Traditionally, authorities and organizations have tested athletes' urine for specific banned substances. The National Football League, for example, specifies dozens of prohibited anabolic steroids, and performs numerous yearly checks on players for these drugs.

Unfortunately, this strategy is riddled with problems.

First, as with Johnson's saga, the sheer number of tests increases the possibility of a single error. Second, steroid dopers remain a few steps ahead of the testers by continuously inventing new drugs. Finally, some performance enhancing drugs can't be identified by technology. Most notably, synthetic growth hormone, which has been around for almost three decades and widely thought to be used by baseball player Barry Bonds, can't be told from natural growth hormone.

There's a better way to detect doping that relies on a more advanced detection system: the human body. All human hormones - including steroids like testosterone - are controlled by natural feedback loops, much like a thermostat controls a furnace switch. When it's cold in a house, a thermostat turns on the furnace, and when the temperature rises, turns it off. Now pretend you "dope" some houses with space heaters. You can easily tell what houses are "performance enhancing" by checking how often the built-in furnace turns on.

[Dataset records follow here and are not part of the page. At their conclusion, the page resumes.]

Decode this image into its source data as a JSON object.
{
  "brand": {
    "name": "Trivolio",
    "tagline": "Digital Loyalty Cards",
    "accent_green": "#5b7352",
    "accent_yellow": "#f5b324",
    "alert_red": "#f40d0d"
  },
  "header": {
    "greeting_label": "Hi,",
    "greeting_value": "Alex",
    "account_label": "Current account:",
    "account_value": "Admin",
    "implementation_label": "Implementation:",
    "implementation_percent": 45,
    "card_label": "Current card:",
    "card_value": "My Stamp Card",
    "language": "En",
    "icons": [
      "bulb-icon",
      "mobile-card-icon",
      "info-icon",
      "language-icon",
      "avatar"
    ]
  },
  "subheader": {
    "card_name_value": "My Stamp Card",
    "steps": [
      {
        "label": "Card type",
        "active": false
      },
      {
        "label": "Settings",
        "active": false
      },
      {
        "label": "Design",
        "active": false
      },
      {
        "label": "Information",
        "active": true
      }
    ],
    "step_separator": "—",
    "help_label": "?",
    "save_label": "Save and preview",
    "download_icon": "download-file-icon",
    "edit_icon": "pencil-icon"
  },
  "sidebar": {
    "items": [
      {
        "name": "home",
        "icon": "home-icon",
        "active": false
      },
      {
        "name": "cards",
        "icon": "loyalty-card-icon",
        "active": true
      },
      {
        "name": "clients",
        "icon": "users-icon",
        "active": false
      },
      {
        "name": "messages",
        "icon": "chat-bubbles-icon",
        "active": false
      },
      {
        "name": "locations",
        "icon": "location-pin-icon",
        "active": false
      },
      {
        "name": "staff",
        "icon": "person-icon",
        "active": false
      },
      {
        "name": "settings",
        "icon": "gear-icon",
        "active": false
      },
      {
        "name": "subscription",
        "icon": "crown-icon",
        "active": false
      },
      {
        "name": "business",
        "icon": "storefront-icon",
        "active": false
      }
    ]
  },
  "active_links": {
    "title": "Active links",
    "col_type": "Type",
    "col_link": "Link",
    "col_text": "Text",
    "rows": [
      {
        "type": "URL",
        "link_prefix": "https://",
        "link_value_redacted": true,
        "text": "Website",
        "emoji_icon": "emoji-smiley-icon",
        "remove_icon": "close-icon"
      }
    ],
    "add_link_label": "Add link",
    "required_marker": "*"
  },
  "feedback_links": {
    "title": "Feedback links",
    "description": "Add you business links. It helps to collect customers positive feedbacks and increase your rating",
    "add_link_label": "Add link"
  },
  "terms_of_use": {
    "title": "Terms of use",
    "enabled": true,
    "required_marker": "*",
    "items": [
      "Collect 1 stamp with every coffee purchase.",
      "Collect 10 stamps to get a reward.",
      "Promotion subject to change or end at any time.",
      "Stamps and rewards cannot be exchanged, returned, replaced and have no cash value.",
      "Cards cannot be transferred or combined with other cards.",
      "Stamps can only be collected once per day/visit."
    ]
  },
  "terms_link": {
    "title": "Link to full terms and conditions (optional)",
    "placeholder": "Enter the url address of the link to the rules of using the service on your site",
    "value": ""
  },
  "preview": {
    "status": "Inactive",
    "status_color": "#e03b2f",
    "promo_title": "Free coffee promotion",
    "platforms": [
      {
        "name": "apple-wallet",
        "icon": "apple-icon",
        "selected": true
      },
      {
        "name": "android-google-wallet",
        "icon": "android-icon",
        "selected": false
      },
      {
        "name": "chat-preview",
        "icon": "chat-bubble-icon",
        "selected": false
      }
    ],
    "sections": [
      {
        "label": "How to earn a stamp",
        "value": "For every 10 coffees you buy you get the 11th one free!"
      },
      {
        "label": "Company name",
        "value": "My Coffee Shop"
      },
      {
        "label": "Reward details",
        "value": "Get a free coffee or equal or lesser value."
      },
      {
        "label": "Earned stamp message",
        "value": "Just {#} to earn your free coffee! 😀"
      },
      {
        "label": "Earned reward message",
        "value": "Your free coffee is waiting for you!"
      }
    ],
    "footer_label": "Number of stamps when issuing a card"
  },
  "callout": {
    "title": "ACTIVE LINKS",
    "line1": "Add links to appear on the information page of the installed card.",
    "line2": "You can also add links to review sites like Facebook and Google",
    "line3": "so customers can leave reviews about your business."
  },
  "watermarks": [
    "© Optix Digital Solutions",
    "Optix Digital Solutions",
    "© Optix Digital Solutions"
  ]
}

Similarly, when an athlete uses anabolic steroids or human growth hormone, the brain turns off the signal to produce natural hormones. These signals - called lutenizing hormone and follicle-stimulating hormone in the case of anabolic steroids - can be measured. Since the precise kind of steroid doping is irrelevant (just as the brand of space heater is irrelevant) one could simply measure a handful of feedback hormones instead of dozens on specific banned drugs.

That's also why many endocrinologists couldn't understand the uncertainty over Bonds's alleged use of growth hormone. A simple blood test looking for suspicious levels of a feedback hormone called IGF-1 would provide evidence for growth hormone doping.

The presence of abnormal feedback doesn't provide a smoking gun for doping, since the exact types of drugs aren't identified. According to Dr. Timothy Noakes, who wrote about sports doping in the New England Journal of Medicine in 2004, an abnormal lutenizing hormone and follicle-stimulating hormone "certainly would show that an athlete was using anabolic steroids but since the exact drug was not identified, the athlete would not be able to be prosecuted."

However in a major shift, use of these so-called indirect markers was endorsed by the World Anti-Doping Agency in 2003. According to Olivier Rabin, the agency's science director, indirect markers are "really what we are developing now," and tests for IGF-1, lutenizing hormone, and follicle-stimulating hormone could become standard in several years. Additionally, Rabin endorsed the concept of an "athlete's passport," where hormone levels would be tracked over long periods of time to establish an individual's baseline and then assess for any sudden shifts.

The agency's approach has attracted over 500 worldwide signatories from international soccer teams, the Olympics, and is supported by dozens of governments. Yet according to Rabin, no major US professional sports league has yet signed on to the World Anti-Doping code.

For many athletes, it's hard to resist the allure of drugs that can shave 4 seconds off one's 400 meter run or add 60 feet to one's discus throw. And the larger questions of what constitutes natural or artificial talent still loom. But for now, if we all do agree that performance enhancing drugs are unfair, then we at least should demand reliable enforcement.

Darshak Sanghavi is a pediatric cardiologist at the UMass Medical School and author of "A Map of the Child: A Pediatrician's Tour of the Body."  

Copyright 2007 The New York Times Company